The push in states comes as a high-profile effort in Congress to blunt the court's January ruling has stalled in the Senate amid strong opposition by Republicans, including Senate Minority Leader Mitch McConnell. The Senate inaction has cast doubts that any new federal disclosure rules will be in place before November's midterm House and Senate elections.
Democrats -- such as the bill's chief sponsor, New York Sen. Charles Schumer -- hope to bring a revised version of the bill to the Senate floor as early as next week in an attempt to revive the debate.
"In most of the states, it's 'Hey, what's the big deal? Let's provide information,'" said Meredith McGehee, policy director of the Campaign Legal Center, one of the groups that advocate stricter campaign-finance rules. She said congressional efforts have been hampered by a "poisonous Washington atmosphere" ahead of Election Day.
"We could have midterms in which millions and millions of dollars are being spent, and Americans have no clue who is doing the spending," she said.
The court ruling applies to independent campaign ads that target candidates.
Among the states requiring new rules: Iowa, where the name of the corporation, along with that of its CEO, would have to appear in any independent ads it funds.
Organizations also would have to certify to the state's ethics officials that its political spending was approved by a leadership body, such as its board of directors. The same rules apply to unions.
"We tried to find the balance between the Supreme Court's ruling and helping voters understand who is funding the advertising," said Iowa Sen. Jeff Danielson, a Democrat, who pushed for new disclosure.
Rules requiring disclosure of corporate and union spending also have become law in recent months in Alaska, Arizona, Colorado, Connecticut, Massachusetts, Minnesota, South Dakota and West Virginia, according to data compiled by the National Conference of State Legislatures.
All had previously banned any corporate spending on independent ads and changed state law to comply with the high court ruling. A tenth state, Washington, broadened its existing disclosure rules. Efforts in Iowa and other states to impose tougher restrictions, such as requiring shareholder approval of political spending, have failed.
"This is a fairly moderate attempt to shed light on where the money is coming from for voters," Jennifer Bowser, a senior fellow at the National Conference of State Legislatures, said of the new statutes.
The congressional proposal, dubbed the Disclose Act, steers clear of shareholder approval, but would require CEOs and union chiefs to appear in ads they fund and bar companies with federal contracts worth more than $10 million from funding political advertising that targets candidates.
It passed the House of Representatives by a narrow margin last month, but supporters have failed to win any Republican backing in the Senate, where they need 60 votes to bypass GOP opposition.

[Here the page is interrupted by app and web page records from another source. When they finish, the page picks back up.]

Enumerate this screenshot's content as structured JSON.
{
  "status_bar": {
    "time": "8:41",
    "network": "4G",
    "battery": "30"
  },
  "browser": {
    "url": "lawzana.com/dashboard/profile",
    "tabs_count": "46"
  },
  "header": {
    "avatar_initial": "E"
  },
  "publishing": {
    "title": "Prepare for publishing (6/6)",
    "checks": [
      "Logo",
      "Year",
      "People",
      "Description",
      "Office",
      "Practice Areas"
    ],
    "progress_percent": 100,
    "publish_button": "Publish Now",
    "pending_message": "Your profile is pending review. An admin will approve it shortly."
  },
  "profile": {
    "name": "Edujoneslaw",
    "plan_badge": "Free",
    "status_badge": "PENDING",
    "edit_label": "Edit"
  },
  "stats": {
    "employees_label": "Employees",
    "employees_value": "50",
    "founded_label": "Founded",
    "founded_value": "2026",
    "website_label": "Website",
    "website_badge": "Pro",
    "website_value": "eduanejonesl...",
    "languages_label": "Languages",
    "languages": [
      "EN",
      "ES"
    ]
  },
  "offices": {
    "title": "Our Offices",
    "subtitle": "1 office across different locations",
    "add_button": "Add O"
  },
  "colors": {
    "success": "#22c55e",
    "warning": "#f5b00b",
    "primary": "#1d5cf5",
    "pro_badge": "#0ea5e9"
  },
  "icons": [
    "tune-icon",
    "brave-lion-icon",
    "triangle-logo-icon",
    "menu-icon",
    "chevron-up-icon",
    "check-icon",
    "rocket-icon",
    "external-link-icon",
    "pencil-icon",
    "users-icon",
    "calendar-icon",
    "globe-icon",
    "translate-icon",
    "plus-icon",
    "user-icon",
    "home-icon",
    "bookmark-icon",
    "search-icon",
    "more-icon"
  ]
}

Sean Parnell, president of the conservative Center for Competitive Politics, said the congressional bill is "clearly aimed at undoing the Supreme Court's ruling" and has stalled for good reason.